Of course, I tell my friends of the dangers in logging. You can get clobbered by a springpole, trees can roll, even a piece of branch two feet long and two or three inches in diameter has enough force to kill a person if it falls from a sufficient height. Every day, every action, every night you get to go home, all of life becomes a gift.
But the theological lesson here goes beyond the idea that there are no atheists in foxholes. Thirty-few years ago I was hit by a tree. I got a cracked cheekbone and a dislocated hip out of the deal. The same day, another fellow cutting firewood was killed, not too far down the mountain I was working on. It was a very similar accident. My hip is becoming arthritic. I could wish I hadn’t had the accident, but it had a huge effect on who I became and the direction of my career. To say it was bad, I think, would be wrong. It was interactive, instructive. Which of us was lucky and which was unlucky is not ours to judge. Every choice we make opens new possibilities and eliminates others. In the end, we must learn patience and forbearance. As a friend told me, “In retrospect, life is a series of serendipitous events. When we are in the thick of it, we lack perspective.” In the end we will see clearly.

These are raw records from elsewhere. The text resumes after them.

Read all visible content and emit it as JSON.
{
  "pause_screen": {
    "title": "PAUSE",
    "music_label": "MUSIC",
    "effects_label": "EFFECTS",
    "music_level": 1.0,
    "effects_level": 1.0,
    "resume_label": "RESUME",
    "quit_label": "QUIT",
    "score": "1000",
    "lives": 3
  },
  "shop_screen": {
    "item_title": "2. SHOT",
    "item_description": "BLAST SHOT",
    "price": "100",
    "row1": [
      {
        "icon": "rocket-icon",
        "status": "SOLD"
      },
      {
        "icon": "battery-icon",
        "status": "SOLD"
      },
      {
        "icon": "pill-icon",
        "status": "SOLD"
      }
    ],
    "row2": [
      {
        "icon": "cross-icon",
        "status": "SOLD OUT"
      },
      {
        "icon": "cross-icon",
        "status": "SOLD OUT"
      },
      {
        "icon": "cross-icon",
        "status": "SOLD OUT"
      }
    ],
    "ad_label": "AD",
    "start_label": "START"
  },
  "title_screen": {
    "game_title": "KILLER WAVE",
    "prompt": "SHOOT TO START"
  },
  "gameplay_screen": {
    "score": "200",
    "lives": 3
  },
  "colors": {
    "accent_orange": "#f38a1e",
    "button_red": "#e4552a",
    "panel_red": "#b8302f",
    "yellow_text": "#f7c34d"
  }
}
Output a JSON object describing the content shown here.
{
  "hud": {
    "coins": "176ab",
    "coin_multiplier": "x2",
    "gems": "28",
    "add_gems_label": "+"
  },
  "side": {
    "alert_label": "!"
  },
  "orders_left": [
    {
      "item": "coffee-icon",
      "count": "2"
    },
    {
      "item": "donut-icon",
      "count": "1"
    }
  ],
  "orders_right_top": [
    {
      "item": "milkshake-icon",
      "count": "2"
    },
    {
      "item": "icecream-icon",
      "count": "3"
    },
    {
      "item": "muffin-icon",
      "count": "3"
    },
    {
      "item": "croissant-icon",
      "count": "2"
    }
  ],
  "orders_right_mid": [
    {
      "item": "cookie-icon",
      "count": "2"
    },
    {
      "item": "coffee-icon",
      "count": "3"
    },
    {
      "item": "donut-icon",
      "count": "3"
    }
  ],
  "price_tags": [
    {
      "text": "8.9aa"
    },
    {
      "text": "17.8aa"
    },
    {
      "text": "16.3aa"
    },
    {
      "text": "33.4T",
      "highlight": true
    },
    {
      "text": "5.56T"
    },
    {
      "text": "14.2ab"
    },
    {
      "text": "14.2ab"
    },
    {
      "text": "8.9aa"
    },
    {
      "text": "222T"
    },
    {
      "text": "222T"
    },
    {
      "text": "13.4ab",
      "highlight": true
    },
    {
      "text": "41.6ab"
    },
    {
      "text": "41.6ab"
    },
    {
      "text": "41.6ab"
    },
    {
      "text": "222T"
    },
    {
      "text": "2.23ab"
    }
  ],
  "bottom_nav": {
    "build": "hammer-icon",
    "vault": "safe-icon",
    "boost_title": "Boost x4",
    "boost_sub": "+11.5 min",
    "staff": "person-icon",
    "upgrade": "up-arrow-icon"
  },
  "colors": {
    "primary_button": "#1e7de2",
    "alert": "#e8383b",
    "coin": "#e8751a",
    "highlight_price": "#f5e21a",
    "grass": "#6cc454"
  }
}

In his book, The Company of Strangers, Parker Palmer writes, “Faith is a venture into the unknown, into the realms of mystery, away from the safe and comfortable and secure.” I tell my friends that logging has the same basis. In this business, you don’t know what a load of logs is worth until the check comes in the mail. We pay for the trees before we know if they are solid or rotten. We live in a world where work can be suspended for weeks due to the weather. Equipment is cranky. Employees and managers are human. We are, even as the children of God, flawed individuals. All we can do is our best. All we can do is have faith that we’ll come home at the end of the day, that the bills will be paid, that there will somehow be a roof over our heads and food on the table.
Working in the woods has allowed me to practice living in the moment. What has happened is in the past and is immaterial. What will happen isn’t here yet. Much of what I do is simple – felling a tree or driving a skidder or forwarder out of the woods. During these “quiet” times, I pray. At first I was skeptical, but I kept at it. I found that the idea of centering and worshiping wasn’t limited to Sunday morning. The practice of enlisting God’s help and direction didn’t need to be, and in fact shouldn’t be, limited to meeting for business. It was available to me as I lived and worked. I’ve come to understand that chainsaws and machines and the petty aggravations of life are outward noise and need not interfere with the audibility of the inward Teacher. I practice lectio divina on the Lord’s prayer. “Thy will…” I roll it over and over on my tongue. In my mind. “Thy will, not mine, be done.” Submit. Acknowledge who’s in charge here. Give praise in all things to the creator, for the praise is Hers. The work my hands do is Her work. My strength is finite. Hers is not. In every one of these cases my prayer, my conversation with God, was answered. There were times when the answer was “not now,” or “that is not for you to know.” I knew when to quit pushing; I had faith that if I was to know, it would be revealed.
I do not mean to suggest that this philosophy is the norm for my peers. It is my simple hope that this short epistle will give a glimpse of how logging is, for me, a deeply spiritual way to care for God’s creation, to earn a living, and to witness His glory.
Martin Melville is a logger from Centre Hall, Pennsylvania.